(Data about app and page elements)
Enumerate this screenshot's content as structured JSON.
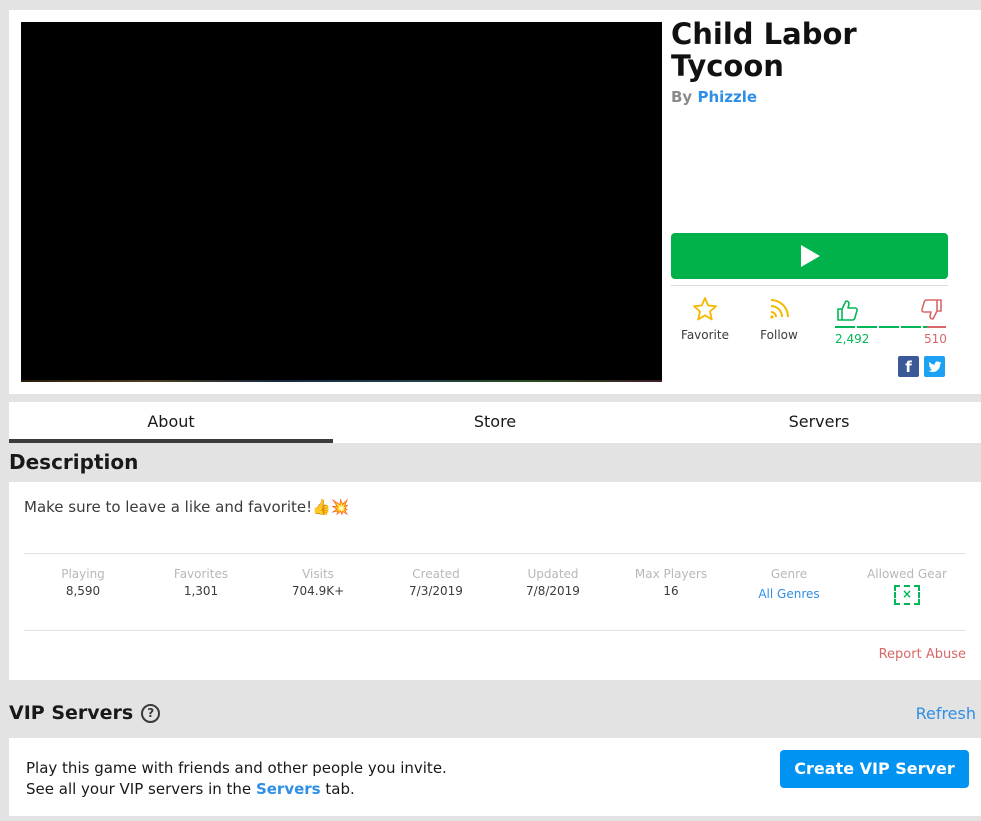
{
  "game": {
    "title": "Child Labor Tycoon",
    "by_label": "By",
    "creator": "Phizzle"
  },
  "actions": {
    "favorite_label": "Favorite",
    "follow_label": "Follow",
    "upvotes": "2,492",
    "downvotes": "510"
  },
  "tabs": [
    {
      "label": "About",
      "active": true
    },
    {
      "label": "Store",
      "active": false
    },
    {
      "label": "Servers",
      "active": false
    }
  ],
  "description": {
    "heading": "Description",
    "text": "Make sure to leave a like and favorite!👍💥"
  },
  "stats": [
    {
      "label": "Playing",
      "value": "8,590"
    },
    {
      "label": "Favorites",
      "value": "1,301"
    },
    {
      "label": "Visits",
      "value": "704.9K+"
    },
    {
      "label": "Created",
      "value": "7/3/2019"
    },
    {
      "label": "Updated",
      "value": "7/8/2019"
    },
    {
      "label": "Max Players",
      "value": "16"
    },
    {
      "label": "Genre",
      "value": "All Genres"
    },
    {
      "label": "Allowed Gear",
      "value": ""
    }
  ],
  "report_abuse": "Report Abuse",
  "vip": {
    "heading": "VIP Servers",
    "refresh": "Refresh",
    "line1": "Play this game with friends and other people you invite.",
    "line2_pre": "See all your VIP servers in the",
    "line2_link": "Servers",
    "line2_post": "tab.",
    "create_button": "Create VIP Server"
  },
  "colors": {
    "play_green": "#01b24a",
    "link_blue": "#2f8ee6",
    "vip_button_blue": "#0193f2",
    "upvote_green": "#02b757",
    "downvote_red": "#d86868"
  }
}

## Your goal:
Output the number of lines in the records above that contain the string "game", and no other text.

## Task solution:
2